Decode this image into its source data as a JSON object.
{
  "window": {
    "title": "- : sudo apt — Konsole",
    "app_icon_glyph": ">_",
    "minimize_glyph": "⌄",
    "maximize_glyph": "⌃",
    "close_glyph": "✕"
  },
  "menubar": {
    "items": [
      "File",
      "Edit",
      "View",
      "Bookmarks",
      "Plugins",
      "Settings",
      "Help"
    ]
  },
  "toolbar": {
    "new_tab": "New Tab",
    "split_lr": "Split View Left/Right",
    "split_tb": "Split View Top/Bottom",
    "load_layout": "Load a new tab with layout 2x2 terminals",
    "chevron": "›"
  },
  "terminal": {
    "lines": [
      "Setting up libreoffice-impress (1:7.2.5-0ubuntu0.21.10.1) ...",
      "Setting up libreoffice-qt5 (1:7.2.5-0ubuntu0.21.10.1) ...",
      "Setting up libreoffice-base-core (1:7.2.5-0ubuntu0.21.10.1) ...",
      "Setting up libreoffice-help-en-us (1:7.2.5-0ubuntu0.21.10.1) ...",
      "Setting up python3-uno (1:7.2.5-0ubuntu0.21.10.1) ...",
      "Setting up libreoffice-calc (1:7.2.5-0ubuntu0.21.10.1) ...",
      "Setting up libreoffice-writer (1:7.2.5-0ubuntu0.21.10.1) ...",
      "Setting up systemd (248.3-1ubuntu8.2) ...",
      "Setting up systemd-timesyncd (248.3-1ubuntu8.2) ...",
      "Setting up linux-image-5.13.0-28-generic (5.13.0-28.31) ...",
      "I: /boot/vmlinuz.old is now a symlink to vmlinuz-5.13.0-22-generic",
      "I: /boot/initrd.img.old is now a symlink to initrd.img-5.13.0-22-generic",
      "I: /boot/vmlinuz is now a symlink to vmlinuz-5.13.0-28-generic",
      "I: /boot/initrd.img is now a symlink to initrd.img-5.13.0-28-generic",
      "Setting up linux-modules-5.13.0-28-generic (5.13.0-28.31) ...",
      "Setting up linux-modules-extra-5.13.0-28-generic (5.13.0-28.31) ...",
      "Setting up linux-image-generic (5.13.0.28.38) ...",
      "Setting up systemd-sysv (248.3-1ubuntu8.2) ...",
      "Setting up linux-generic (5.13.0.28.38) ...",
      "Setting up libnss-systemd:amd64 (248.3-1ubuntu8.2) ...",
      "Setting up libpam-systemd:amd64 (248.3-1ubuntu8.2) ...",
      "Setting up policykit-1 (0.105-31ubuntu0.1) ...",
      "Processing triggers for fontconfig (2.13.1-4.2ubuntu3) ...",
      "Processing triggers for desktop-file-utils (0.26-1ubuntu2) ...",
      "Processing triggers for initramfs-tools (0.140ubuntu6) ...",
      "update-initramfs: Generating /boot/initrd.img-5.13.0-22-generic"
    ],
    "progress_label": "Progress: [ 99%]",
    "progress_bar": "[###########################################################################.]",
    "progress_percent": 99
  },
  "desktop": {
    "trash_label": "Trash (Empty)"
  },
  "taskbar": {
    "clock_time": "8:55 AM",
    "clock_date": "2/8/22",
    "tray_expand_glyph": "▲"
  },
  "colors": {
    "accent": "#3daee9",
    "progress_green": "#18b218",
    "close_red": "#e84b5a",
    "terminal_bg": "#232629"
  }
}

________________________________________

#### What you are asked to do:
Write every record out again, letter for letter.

#### Solution:
Decode this image into its source data as a JSON object.
{
  "window": {
    "title": "- : sudo apt — Konsole",
    "app_icon_glyph": ">_",
    "minimize_glyph": "⌄",
    "maximize_glyph": "⌃",
    "close_glyph": "✕"
  },
  "menubar": {
    "items": [
      "File",
      "Edit",
      "View",
      "Bookmarks",
      "Plugins",
      "Settings",
      "Help"
    ]
  },
  "toolbar": {
    "new_tab": "New Tab",
    "split_lr": "Split View Left/Right",
    "split_tb": "Split View Top/Bottom",
    "load_layout": "Load a new tab with layout 2x2 terminals",
    "chevron": "›"
  },
  "terminal": {
    "lines": [
      "Setting up libreoffice-impress (1:7.2.5-0ubuntu0.21.10.1) ...",
      "Setting up libreoffice-qt5 (1:7.2.5-0ubuntu0.21.10.1) ...",
      "Setting up libreoffice-base-core (1:7.2.5-0ubuntu0.21.10.1) ...",
      "Setting up libreoffice-help-en-us (1:7.2.5-0ubuntu0.21.10.1) ...",
      "Setting up python3-uno (1:7.2.5-0ubuntu0.21.10.1) ...",
      "Setting up libreoffice-calc (1:7.2.5-0ubuntu0.21.10.1) ...",
      "Setting up libreoffice-writer (1:7.2.5-0ubuntu0.21.10.1) ...",
      "Setting up systemd (248.3-1ubuntu8.2) ...",
      "Setting up systemd-timesyncd (248.3-1ubuntu8.2) ...",
      "Setting up linux-image-5.13.0-28-generic (5.13.0-28.31) ...",
      "I: /boot/vmlinuz.old is now a symlink to vmlinuz-5.13.0-22-generic",
      "I: /boot/initrd.img.old is now a symlink to initrd.img-5.13.0-22-generic",
      "I: /boot/vmlinuz is now a symlink to vmlinuz-5.13.0-28-generic",
      "I: /boot/initrd.img is now a symlink to initrd.img-5.13.0-28-generic",
      "Setting up linux-modules-5.13.0-28-generic (5.13.0-28.31) ...",
      "Setting up linux-modules-extra-5.13.0-28-generic (5.13.0-28.31) ...",
      "Setting up linux-image-generic (5.13.0.28.38) ...",
      "Setting up systemd-sysv (248.3-1ubuntu8.2) ...",
      "Setting up linux-generic (5.13.0.28.38) ...",
      "Setting up libnss-systemd:amd64 (248.3-1ubuntu8.2) ...",
      "Setting up libpam-systemd:amd64 (248.3-1ubuntu8.2) ...",
      "Setting up policykit-1 (0.105-31ubuntu0.1) ...",
      "Processing triggers for fontconfig (2.13.1-4.2ubuntu3) ...",
      "Processing triggers for desktop-file-utils (0.26-1ubuntu2) ...",
      "Processing triggers for initramfs-tools (0.140ubuntu6) ...",
      "update-initramfs: Generating /boot/initrd.img-5.13.0-22-generic"
    ],
    "progress_label": "Progress: [ 99%]",
    "progress_bar": "[###########################################################################.]",
    "progress_percent": 99
  },
  "desktop": {
    "trash_label": "Trash (Empty)"
  },
  "taskbar": {
    "clock_time": "8:55 AM",
    "clock_date": "2/8/22",
    "tray_expand_glyph": "▲"
  },
  "colors": {
    "accent": "#3daee9",
    "progress_green": "#18b218",
    "close_red": "#e84b5a",
    "terminal_bg": "#232629"
  }
}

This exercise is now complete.